SANTA SOFIA, Marsilio, SANTA SOFIA, Galeazzo, PARISIENSIS, Richardus, DE GRADI, Antonio and BARZIZZA, Cristoforo.
ONE COPY RECORDED IN US
Opus aureum […] signa, causa et curas febriumLyon, n.p., 1517
4to, ff. (iv) 263 (xiii). Gothic letter, typographical ornaments, woodcut floriated initials. T-p in red, mostly light age browning, last two gatherings somewhat stained mainly to margins, minor repaired tear to blank outer margin of 5 ll. (just touching a few ms. marginalia), very small adhesion to two ll. affecting 4 words, some contemporary Latin marginalia. A good, well margined copy in contemporary Italian dark goatskin, covers blind and gilt ruled to a panel design, gilt ivy leaves to corners and ornated centrepiece, spine with raised bands, cross-hatched blind stamped decoration in compartments, spine and joints repaired, missing ties, a.e. black. C19 ms. ex libris ‘Ex Bibl: Casnacich’ to fly, faded purple autograph stamp to lower margin of t-p, early ink manuscript references to text.
A very good copy of this rare collection of treatises on fevers, their causes and treatment, one in its FIRST EDITION. This is the second and enlarged edition of the collection, by Michel de Capella (first 1514). The decoration of the fine contemporary Italian binding – elegant and simple, with a single gilt rule border, delicate blind lines and ‘aldine’ leaves to corners – is typical of the Venetian bindings of the period (see De Marinis II, pl. cccxxxiii). In particular, the style is close to Aldine bindings made by Andrea di Lorenzo, or “Mendoza Binder” (Venice, c. 1518-1555), and a similar example with black edges is recorded by Davis (The Henry Davis Gift n. 261).
The first two essays are by members of the renowned family of physicians ‘de Santa Sofia’, of Padua. Marsilio (c. 1338-1405), was the most illustrious: after graduating, he taught logic and medicine in Padua from 1367 to 1381; later, he became physician to Gian Galeazzo Visconti, first duke of Milan. He dedicated his life to teaching and writing medical commentaries. His ‘De febribus’, first published in 1507, deals with all the symptoms of fever and how to treat them, then presents a series of different types of fever, including tertian and quartan, and the ‘febris pestilentialis’, a term which often referred to plague. Interestingly, Marsilio worked in Venice in 1393, when an episode of plague broke out in the city. Galeazzo (d. 1427) was Marsilio’s nephew, who, after teaching medicine in Padova and Bologna, moved to Vienna as physician to Albert IV, duke of Austria. His treatise on fevers (first ed. 1514) is in two parts, the first concerns fever in general, how to treat acute fever, and it presents a series of ‘regimina’, or therapies to cure various symptoms; the second deals with the different fevers, including ‘febris pestilentialis’, ‘febris colericis’ and ‘febris flegmatice’.
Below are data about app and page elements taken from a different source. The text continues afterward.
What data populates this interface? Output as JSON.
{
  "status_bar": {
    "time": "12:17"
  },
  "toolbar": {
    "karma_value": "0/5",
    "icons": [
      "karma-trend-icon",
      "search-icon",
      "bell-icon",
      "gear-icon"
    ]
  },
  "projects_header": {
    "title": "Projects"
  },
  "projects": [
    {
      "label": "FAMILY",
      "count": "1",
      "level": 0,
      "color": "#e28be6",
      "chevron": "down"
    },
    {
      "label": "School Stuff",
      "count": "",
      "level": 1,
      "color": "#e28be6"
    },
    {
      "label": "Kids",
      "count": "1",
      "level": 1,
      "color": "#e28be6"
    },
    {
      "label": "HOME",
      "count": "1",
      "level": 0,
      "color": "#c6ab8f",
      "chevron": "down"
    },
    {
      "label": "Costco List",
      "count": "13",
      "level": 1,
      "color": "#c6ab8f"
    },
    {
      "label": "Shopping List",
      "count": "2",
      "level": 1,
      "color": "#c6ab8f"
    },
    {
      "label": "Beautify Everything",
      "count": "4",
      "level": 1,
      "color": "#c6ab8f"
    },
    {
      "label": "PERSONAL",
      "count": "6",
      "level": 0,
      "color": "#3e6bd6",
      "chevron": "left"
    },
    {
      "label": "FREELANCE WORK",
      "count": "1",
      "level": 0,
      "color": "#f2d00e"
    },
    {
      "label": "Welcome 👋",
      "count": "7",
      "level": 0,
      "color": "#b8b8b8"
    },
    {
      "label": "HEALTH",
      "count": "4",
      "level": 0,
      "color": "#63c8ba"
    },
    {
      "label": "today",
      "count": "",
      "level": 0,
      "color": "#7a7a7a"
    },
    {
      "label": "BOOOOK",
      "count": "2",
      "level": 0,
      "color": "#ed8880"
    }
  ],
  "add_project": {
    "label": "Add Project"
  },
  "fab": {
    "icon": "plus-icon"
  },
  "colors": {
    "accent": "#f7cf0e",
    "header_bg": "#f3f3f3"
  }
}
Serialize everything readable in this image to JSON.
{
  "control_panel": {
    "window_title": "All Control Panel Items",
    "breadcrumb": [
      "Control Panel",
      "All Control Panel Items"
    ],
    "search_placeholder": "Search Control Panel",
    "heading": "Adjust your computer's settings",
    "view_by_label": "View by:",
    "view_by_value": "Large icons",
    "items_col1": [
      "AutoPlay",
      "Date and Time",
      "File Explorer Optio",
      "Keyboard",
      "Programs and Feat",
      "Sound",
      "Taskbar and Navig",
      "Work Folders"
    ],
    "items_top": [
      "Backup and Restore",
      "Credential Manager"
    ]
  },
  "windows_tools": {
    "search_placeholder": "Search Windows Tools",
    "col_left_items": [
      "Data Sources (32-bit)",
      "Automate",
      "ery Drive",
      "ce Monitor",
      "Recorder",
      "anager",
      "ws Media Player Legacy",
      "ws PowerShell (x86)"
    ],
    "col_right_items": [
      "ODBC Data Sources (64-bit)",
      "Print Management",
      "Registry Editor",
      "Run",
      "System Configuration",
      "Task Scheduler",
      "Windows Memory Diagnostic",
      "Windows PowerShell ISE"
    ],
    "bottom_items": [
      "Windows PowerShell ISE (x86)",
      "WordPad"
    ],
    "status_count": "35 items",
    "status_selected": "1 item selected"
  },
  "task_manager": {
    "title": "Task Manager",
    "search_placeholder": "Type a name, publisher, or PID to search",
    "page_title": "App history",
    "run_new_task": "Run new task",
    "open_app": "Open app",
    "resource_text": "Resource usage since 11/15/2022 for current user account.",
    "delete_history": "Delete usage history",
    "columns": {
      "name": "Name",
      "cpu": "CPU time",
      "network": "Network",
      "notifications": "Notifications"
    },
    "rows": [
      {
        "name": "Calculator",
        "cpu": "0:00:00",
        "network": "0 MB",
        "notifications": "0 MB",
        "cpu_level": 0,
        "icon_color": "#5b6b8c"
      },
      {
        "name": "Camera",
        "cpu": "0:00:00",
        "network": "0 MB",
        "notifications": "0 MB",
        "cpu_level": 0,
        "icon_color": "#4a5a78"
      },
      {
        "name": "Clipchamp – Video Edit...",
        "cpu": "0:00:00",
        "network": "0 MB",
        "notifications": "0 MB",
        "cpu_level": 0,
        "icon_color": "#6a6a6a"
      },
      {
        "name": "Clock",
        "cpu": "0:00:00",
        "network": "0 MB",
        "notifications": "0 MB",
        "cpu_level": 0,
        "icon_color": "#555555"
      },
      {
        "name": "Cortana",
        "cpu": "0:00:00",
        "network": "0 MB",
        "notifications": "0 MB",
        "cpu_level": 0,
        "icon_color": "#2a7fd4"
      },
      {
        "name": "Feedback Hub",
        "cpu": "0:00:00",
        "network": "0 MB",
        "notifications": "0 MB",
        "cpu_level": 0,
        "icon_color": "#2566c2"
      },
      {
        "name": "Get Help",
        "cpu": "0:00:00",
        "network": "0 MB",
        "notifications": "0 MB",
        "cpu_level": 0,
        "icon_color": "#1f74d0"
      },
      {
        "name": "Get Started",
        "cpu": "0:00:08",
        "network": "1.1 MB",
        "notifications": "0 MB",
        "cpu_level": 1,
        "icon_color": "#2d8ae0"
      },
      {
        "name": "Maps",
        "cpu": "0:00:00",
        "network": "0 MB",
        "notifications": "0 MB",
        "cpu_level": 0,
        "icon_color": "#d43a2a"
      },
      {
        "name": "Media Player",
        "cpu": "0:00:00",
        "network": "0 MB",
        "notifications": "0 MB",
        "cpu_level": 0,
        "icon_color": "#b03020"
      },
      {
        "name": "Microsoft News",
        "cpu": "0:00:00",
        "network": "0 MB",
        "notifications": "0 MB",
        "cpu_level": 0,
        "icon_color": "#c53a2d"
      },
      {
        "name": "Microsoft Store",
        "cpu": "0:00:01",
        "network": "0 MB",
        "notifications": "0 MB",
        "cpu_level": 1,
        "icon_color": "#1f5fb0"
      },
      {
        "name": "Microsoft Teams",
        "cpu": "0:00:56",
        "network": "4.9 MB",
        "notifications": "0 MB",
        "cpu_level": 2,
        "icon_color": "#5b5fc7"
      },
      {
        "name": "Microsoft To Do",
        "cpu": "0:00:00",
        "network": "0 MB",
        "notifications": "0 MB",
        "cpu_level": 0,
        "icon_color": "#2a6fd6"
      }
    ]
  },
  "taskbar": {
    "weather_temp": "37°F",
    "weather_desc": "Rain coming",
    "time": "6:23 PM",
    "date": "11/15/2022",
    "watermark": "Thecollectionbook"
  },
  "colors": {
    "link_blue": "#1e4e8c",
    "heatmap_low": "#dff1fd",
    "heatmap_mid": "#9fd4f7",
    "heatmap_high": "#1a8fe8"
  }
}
The third treatise in the collection by Richardus Parisiensis, specifically focuses on fever’s symptoms (signa). The author of the fourth treatise is Antonio de Gradi (fl.1458), a Milanese doctor mostly known for this particular essay on fevers. The last work, printed here for the first time, is by Cristoforo Barzizza (d. c. 1445). A native of Bergamo, he was a distinguished physician and a colleague of Galeazzo de Santa Sofia at the University of Padua. His ‘de intentionibus habendis in omni febre’ (here) considers synochal, syncopal, pestilential, quartan, quintan fevers, but also small pox and measles. Compared to the others, Barzizza devotes less attention to describing the symptoms of the illness and focuses more on treatment and cure.
The manuscript ex libris most likely belongs to the Croatian physician and writer Ivan August Kaznačić (1817-1883), director of the Dubrovnik hospital for twenty years, literary critic and bibliographer.USTC 144786; Durling 2972; Wellcome I, 5750. Not in BM STC Fr. 16th century, Adams, Brunet, Graesse, Garrison-Morton or Stillwell. USTC and Worldcat record no copies in the US.